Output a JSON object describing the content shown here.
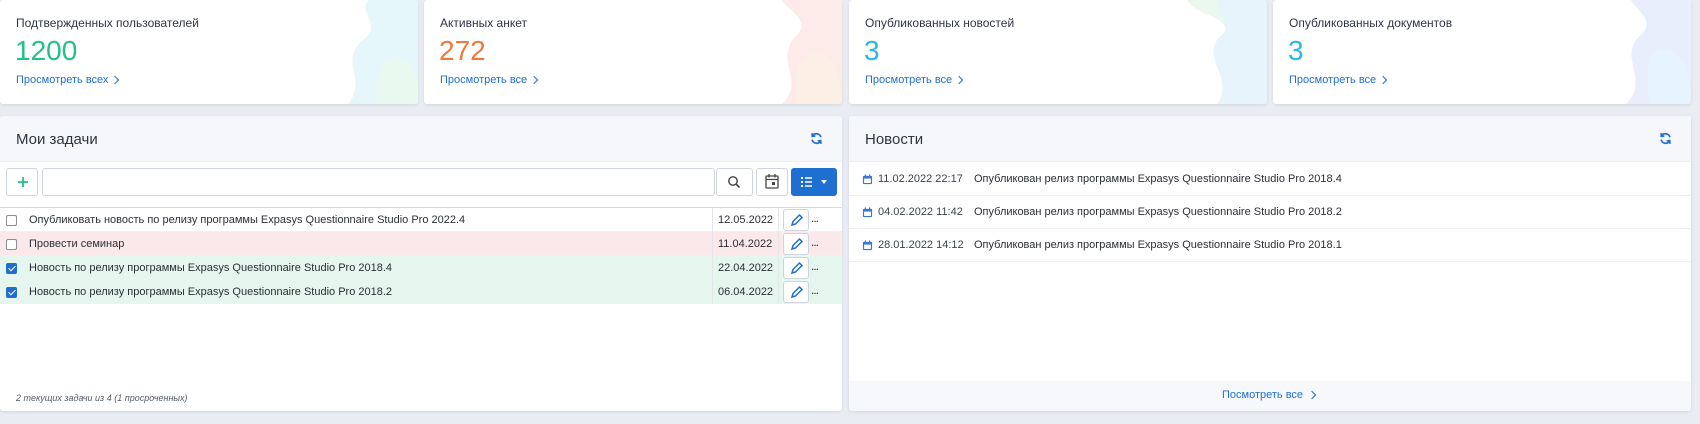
{
  "stats": [
    {
      "label": "Подтвержденных пользователей",
      "value": "1200",
      "link": "Просмотреть всех",
      "color": "#22c08a"
    },
    {
      "label": "Активных анкет",
      "value": "272",
      "link": "Просмотреть все",
      "color": "#f07a3c"
    },
    {
      "label": "Опубликованных новостей",
      "value": "3",
      "link": "Просмотреть все",
      "color": "#29b6e8"
    },
    {
      "label": "Опубликованных документов",
      "value": "3",
      "link": "Просмотреть все",
      "color": "#29b6e8"
    }
  ],
  "tasks": {
    "title": "Мои задачи",
    "search_value": "",
    "rows": [
      {
        "name": "Опубликовать новость по релизу программы Expasys Questionnaire Studio Pro 2022.4",
        "date": "12.05.2022",
        "checked": false,
        "status": "normal"
      },
      {
        "name": "Провести семинар",
        "date": "11.04.2022",
        "checked": false,
        "status": "overdue"
      },
      {
        "name": "Новость по релизу программы Expasys Questionnaire Studio Pro 2018.4",
        "date": "22.04.2022",
        "checked": true,
        "status": "done"
      },
      {
        "name": "Новость по релизу программы Expasys Questionnaire Studio Pro 2018.2",
        "date": "06.04.2022",
        "checked": true,
        "status": "done"
      }
    ],
    "more_label": "...",
    "footer": "2 текущих задачи из 4 (1 просроченных)"
  },
  "news": {
    "title": "Новости",
    "items": [
      {
        "date": "11.02.2022 22:17",
        "title": "Опубликован релиз программы Expasys Questionnaire Studio Pro 2018.4"
      },
      {
        "date": "04.02.2022 11:42",
        "title": "Опубликован релиз программы Expasys Questionnaire Studio Pro 2018.2"
      },
      {
        "date": "28.01.2022 14:12",
        "title": "Опубликован релиз программы Expasys Questionnaire Studio Pro 2018.1"
      }
    ],
    "footer_link": "Посмотреть все"
  },
  "colors": {
    "accent": "#1f6fd1",
    "add": "#22c08a",
    "overdue_row": "#fbe8ea",
    "done_row": "#e4f6ed"
  },
  "icons": {
    "refresh": "refresh-icon",
    "add": "plus-icon",
    "search": "search-icon",
    "calendar": "calendar-icon",
    "list": "list-icon",
    "edit": "pencil-icon"
  }
}
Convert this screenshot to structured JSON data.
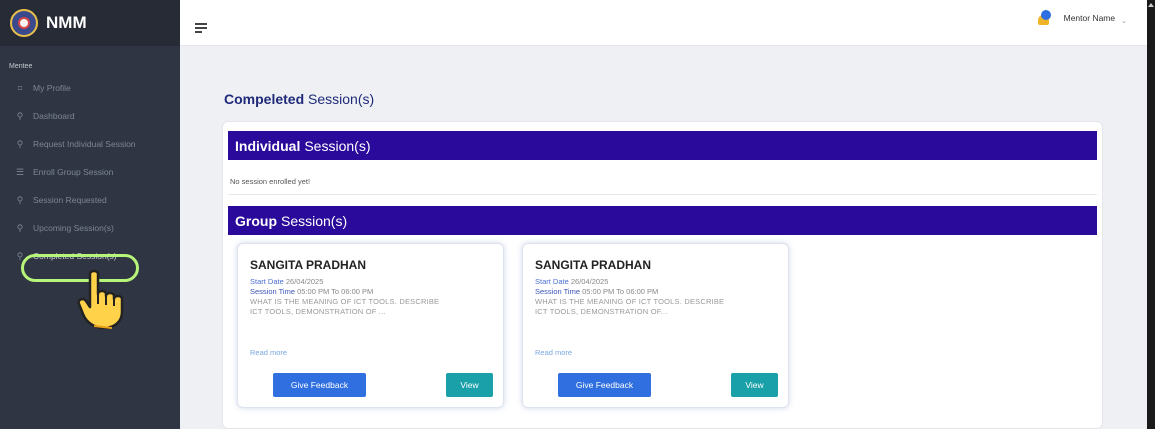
{
  "brand": {
    "name": "NMM"
  },
  "sidebar": {
    "section": "Mentee",
    "items": [
      {
        "label": "My Profile",
        "icon": "⌗"
      },
      {
        "label": "Dashboard",
        "icon": "⚲"
      },
      {
        "label": "Request Individual Session",
        "icon": "⚲"
      },
      {
        "label": "Enroll Group Session",
        "icon": "☰"
      },
      {
        "label": "Session Requested",
        "icon": "⚲"
      },
      {
        "label": "Upcoming Session(s)",
        "icon": "⚲"
      },
      {
        "label": "Completed Session(s)",
        "icon": "⚲"
      }
    ]
  },
  "topbar": {
    "user_name": "Mentor Name"
  },
  "main": {
    "title_bold": "Compeleted",
    "title_rest": "Session(s)",
    "individual": {
      "title_bold": "Individual",
      "title_rest": "Session(s)",
      "empty_text": "No session enrolled yet!"
    },
    "group": {
      "title_bold": "Group",
      "title_rest": "Session(s)"
    },
    "cards": [
      {
        "name": "SANGITA PRADHAN",
        "start_label": "Start Date",
        "start_date": "26/04/2025",
        "time_label": "Session Time",
        "time": "05:00 PM To 06:00 PM",
        "desc_1": "WHAT IS THE MEANING OF ICT TOOLS. DESCRIBE",
        "desc_2": "ICT TOOLS, DEMONSTRATION OF ...",
        "read_more": "Read more",
        "feedback_label": "Give Feedback",
        "view_label": "View"
      },
      {
        "name": "SANGITA PRADHAN",
        "start_label": "Start Date",
        "start_date": "26/04/2025",
        "time_label": "Session Time",
        "time": "05:00 PM To 06:00 PM",
        "desc_1": "WHAT IS THE MEANING OF ICT TOOLS. DESCRIBE",
        "desc_2": "ICT TOOLS, DEMONSTRATION OF...",
        "read_more": "Read more",
        "feedback_label": "Give Feedback",
        "view_label": "View"
      }
    ]
  },
  "colors": {
    "sidebar": "#2f3542",
    "header_bar": "#2a0a9a",
    "primary_button": "#2f6fe0",
    "view_button": "#1aa0a8",
    "highlight": "#b7f57a"
  }
}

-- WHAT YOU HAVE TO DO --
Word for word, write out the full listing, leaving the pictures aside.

-- WRITTEN SOLUTION --
Output a JSON object describing the content shown here.
{
  "stats": [
    {
      "label": "Подтвержденных пользователей",
      "value": "1200",
      "link": "Просмотреть всех",
      "color": "#22c08a"
    },
    {
      "label": "Активных анкет",
      "value": "272",
      "link": "Просмотреть все",
      "color": "#f07a3c"
    },
    {
      "label": "Опубликованных новостей",
      "value": "3",
      "link": "Просмотреть все",
      "color": "#29b6e8"
    },
    {
      "label": "Опубликованных документов",
      "value": "3",
      "link": "Просмотреть все",
      "color": "#29b6e8"
    }
  ],
  "tasks": {
    "title": "Мои задачи",
    "search_value": "",
    "rows": [
      {
        "name": "Опубликовать новость по релизу программы Expasys Questionnaire Studio Pro 2022.4",
        "date": "12.05.2022",
        "checked": false,
        "status": "normal"
      },
      {
        "name": "Провести семинар",
        "date": "11.04.2022",
        "checked": false,
        "status": "overdue"
      },
      {
        "name": "Новость по релизу программы Expasys Questionnaire Studio Pro 2018.4",
        "date": "22.04.2022",
        "checked": true,
        "status": "done"
      },
      {
        "name": "Новость по релизу программы Expasys Questionnaire Studio Pro 2018.2",
        "date": "06.04.2022",
        "checked": true,
        "status": "done"
      }
    ],
    "more_label": "...",
    "footer": "2 текущих задачи из 4 (1 просроченных)"
  },
  "news": {
    "title": "Новости",
    "items": [
      {
        "date": "11.02.2022 22:17",
        "title": "Опубликован релиз программы Expasys Questionnaire Studio Pro 2018.4"
      },
      {
        "date": "04.02.2022 11:42",
        "title": "Опубликован релиз программы Expasys Questionnaire Studio Pro 2018.2"
      },
      {
        "date": "28.01.2022 14:12",
        "title": "Опубликован релиз программы Expasys Questionnaire Studio Pro 2018.1"
      }
    ],
    "footer_link": "Посмотреть все"
  },
  "colors": {
    "accent": "#1f6fd1",
    "add": "#22c08a",
    "overdue_row": "#fbe8ea",
    "done_row": "#e4f6ed"
  },
  "icons": {
    "refresh": "refresh-icon",
    "add": "plus-icon",
    "search": "search-icon",
    "calendar": "calendar-icon",
    "list": "list-icon",
    "edit": "pencil-icon"
  }
}
Convert this screenshot to structured JSON data.
{
  "brand": {
    "name": "NMM"
  },
  "sidebar": {
    "section": "Mentee",
    "items": [
      {
        "label": "My Profile",
        "icon": "⌗"
      },
      {
        "label": "Dashboard",
        "icon": "⚲"
      },
      {
        "label": "Request Individual Session",
        "icon": "⚲"
      },
      {
        "label": "Enroll Group Session",
        "icon": "☰"
      },
      {
        "label": "Session Requested",
        "icon": "⚲"
      },
      {
        "label": "Upcoming Session(s)",
        "icon": "⚲"
      },
      {
        "label": "Completed Session(s)",
        "icon": "⚲"
      }
    ]
  },
  "topbar": {
    "user_name": "Mentor Name"
  },
  "main": {
    "title_bold": "Compeleted",
    "title_rest": "Session(s)",
    "individual": {
      "title_bold": "Individual",
      "title_rest": "Session(s)",
      "empty_text": "No session enrolled yet!"
    },
    "group": {
      "title_bold": "Group",
      "title_rest": "Session(s)"
    },
    "cards": [
      {
        "name": "SANGITA PRADHAN",
        "start_label": "Start Date",
        "start_date": "26/04/2025",
        "time_label": "Session Time",
        "time": "05:00 PM To 06:00 PM",
        "desc_1": "WHAT IS THE MEANING OF ICT TOOLS. DESCRIBE",
        "desc_2": "ICT TOOLS, DEMONSTRATION OF ...",
        "read_more": "Read more",
        "feedback_label": "Give Feedback",
        "view_label": "View"
      },
      {
        "name": "SANGITA PRADHAN",
        "start_label": "Start Date",
        "start_date": "26/04/2025",
        "time_label": "Session Time",
        "time": "05:00 PM To 06:00 PM",
        "desc_1": "WHAT IS THE MEANING OF ICT TOOLS. DESCRIBE",
        "desc_2": "ICT TOOLS, DEMONSTRATION OF...",
        "read_more": "Read more",
        "feedback_label": "Give Feedback",
        "view_label": "View"
      }
    ]
  },
  "colors": {
    "sidebar": "#2f3542",
    "header_bar": "#2a0a9a",
    "primary_button": "#2f6fe0",
    "view_button": "#1aa0a8",
    "highlight": "#b7f57a"
  }
}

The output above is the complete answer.